SPONSORED:

Trump urges Congress to take action on surprise medical bills

Trump urges Congress to take action on surprise medical bills
© The White House

President TrumpDonald TrumpNorth Carolina Senate passes trio of election measures 14 Republicans vote against making Juneteenth a federal holiday Border state governors rebel against Biden's immigration chaos MORE is pushing Congress to pass legislation that would protect patients from surprise medical bills.

"We're going to hold insurance companies and hospitals totally accountable," Trump said Thursday at an event with congressional lawmakers, Health and Human Services Secretary Alex Azar, Labor Secretary Alex AcostaAlex Alexander AcostaOn The Money: Trump slams relief bill, calls on Congress to increase stimulus money | Biden faces new critical deadlines after relief package | Labor rule allows restaurants to require broader tip pooling Labor rule allows restaurants to require broader tip pooling Federal litigator files complaint alleging Labor secretary abused his authority MORE and patients who have been hit by surprise medical bills.

ADVERTISEMENT

"We're determined to end surprise billing for American patients," Trump said. "We want patients to be in charge and in total control"

Administration officials told reporters they are sending a list of principles to Congress that will ultimately form the basis of what they hope will be bipartisan legislation to combat huge, unexpected medical costs. Their top priority is to make sure patients no longer receive separate bills from out-of-network doctors.

During a White House event Thursday, Senate Health Committee Chairman Lamar AlexanderLamar AlexanderAuthorities link ex-Tennessee governor to killing of Jimmy Hoffa associate The Republicans' deep dive into nativism Senate GOP faces retirement brain drain MORE (R-Tenn.) told Trump that Congress would bring him a bill in July.

The Health Committee has asked the Congressional Budget Office to analyze a range of potential billing options.

Officials said they want Congress to ban balance billing for out-of-network emergency care. Balance billing happens when out-of-network providers bill patients for the difference between a billed charge and a health plan’s allowed amount.

Officials added that Trump wants patients to have the same out-of-pocket costs regardless of whether the care they receive is in network or not. The overall payments would be determined with negotiations between providers and private insurers. 

“We want to take the surprise out the care people receive when they go to in-network facilities,” a senior administration official said.

In instances of nonemergency, scheduled treatment, the White House wants patients to be informed ahead of time if any of the care will be out of network.

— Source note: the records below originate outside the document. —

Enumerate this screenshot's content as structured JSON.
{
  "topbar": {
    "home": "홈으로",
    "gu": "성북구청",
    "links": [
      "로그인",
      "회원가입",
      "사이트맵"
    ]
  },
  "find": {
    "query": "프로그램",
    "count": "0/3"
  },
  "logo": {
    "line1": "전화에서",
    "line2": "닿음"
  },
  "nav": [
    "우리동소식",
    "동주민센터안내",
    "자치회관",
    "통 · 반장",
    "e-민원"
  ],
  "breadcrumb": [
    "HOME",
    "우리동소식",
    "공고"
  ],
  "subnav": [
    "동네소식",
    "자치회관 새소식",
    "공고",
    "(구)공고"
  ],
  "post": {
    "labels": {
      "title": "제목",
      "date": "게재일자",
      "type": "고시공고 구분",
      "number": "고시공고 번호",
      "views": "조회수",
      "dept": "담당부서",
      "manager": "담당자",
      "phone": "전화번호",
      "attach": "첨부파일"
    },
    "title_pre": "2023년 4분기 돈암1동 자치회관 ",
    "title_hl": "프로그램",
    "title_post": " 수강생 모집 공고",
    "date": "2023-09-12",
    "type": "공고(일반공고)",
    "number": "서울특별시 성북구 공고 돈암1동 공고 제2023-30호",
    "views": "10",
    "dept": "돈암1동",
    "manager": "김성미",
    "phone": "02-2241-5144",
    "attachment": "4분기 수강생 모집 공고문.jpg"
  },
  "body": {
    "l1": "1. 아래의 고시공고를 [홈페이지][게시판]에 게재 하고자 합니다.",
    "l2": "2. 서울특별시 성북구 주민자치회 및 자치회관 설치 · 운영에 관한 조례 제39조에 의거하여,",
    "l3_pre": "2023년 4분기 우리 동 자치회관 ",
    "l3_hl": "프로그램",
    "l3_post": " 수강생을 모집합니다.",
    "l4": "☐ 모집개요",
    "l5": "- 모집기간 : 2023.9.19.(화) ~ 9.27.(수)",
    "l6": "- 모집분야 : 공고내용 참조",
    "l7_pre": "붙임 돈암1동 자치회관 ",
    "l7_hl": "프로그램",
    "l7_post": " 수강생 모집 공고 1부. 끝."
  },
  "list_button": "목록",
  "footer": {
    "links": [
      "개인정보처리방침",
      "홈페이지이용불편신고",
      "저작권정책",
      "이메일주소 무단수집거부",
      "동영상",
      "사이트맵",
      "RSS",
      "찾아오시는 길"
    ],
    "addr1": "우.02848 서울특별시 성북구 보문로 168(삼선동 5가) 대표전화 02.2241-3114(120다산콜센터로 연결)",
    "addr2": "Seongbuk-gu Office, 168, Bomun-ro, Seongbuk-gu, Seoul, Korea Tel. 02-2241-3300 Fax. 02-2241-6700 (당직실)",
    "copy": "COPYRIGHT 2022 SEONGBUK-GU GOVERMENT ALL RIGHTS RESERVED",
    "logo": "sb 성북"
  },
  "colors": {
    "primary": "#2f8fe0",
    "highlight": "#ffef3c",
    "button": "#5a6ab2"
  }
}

They want to require a written estimate upfront of all out-of-pocket costs, along with a single bill from all providers.

A bipartisan group of senators has been working on legislation to stop patients from getting surprise medical bills, which usually occur when a patient gets treatment from an out-of-network doctor, even if they are being treated at an in-network hospital.

The lawmakers have gathered feedback from industry groups and are trying to figure out the details of a revised bill. Legislation to protect patients from surprise medical bills is seen as one of the most likely areas for bipartisan action on health care this year.

Industry groups are jockeying over the legislation to ensure they do not take a huge financial hit, with insurance companies pitted against hospitals and doctors.

White House officials said the involvement of so many special interest groups has impeded the ability of the legislators to work, and members of Congress have been urging Trump to wade into the fight.

Officials said they have ideas they would like lawmakers to consider but want Congress to take the lead. The key question remains how much the insurer has to pay the doctor or hospital and how that amount is determined.

Officials said a host of options are on the table, but essentially ruled out using arbitration, which is the method favored by doctors and has been gaining steam in states.

“We do not have a lot of enthusiasm for arbitration, we think that would be disruptive and would be an unnecessary distraction,” a senior administration official said. “A lot of potential abuses would still be inflicted against patients.”

In a call with reporters following the White House event, Sen. Bill CassidyBill CassidyHow Biden can get the infrastructure bill through Congress Pelosi: 'No intention' of abandoning Democrats' infrastructure goals What the Democrats should be doing to reach true bipartisanship MORE (R-La.), who is leading the bipartisan working group with Sen. Maggie HassanMargaret (Maggie) HassanOn The Money: Yellen, Powell brush off inflation fears | Fed keeps rates steady, upgrades growth projections Bipartisan infrastructure group grows to 20 senators Senate panel unanimously advances key Biden cyber nominees MORE (D-N.H.), said he isn't concerned that the White House was dismissive of arbitration.

"I don’t think it changes [our approach]," Cassidy said. "I’m not wedded to a particular solution, I'm wedded to the right solution."

Cassidy added that arbitration has a proven track record at the state level, but said he is open to other ideas that have been proven to work.

Updated at 1:48 p.m.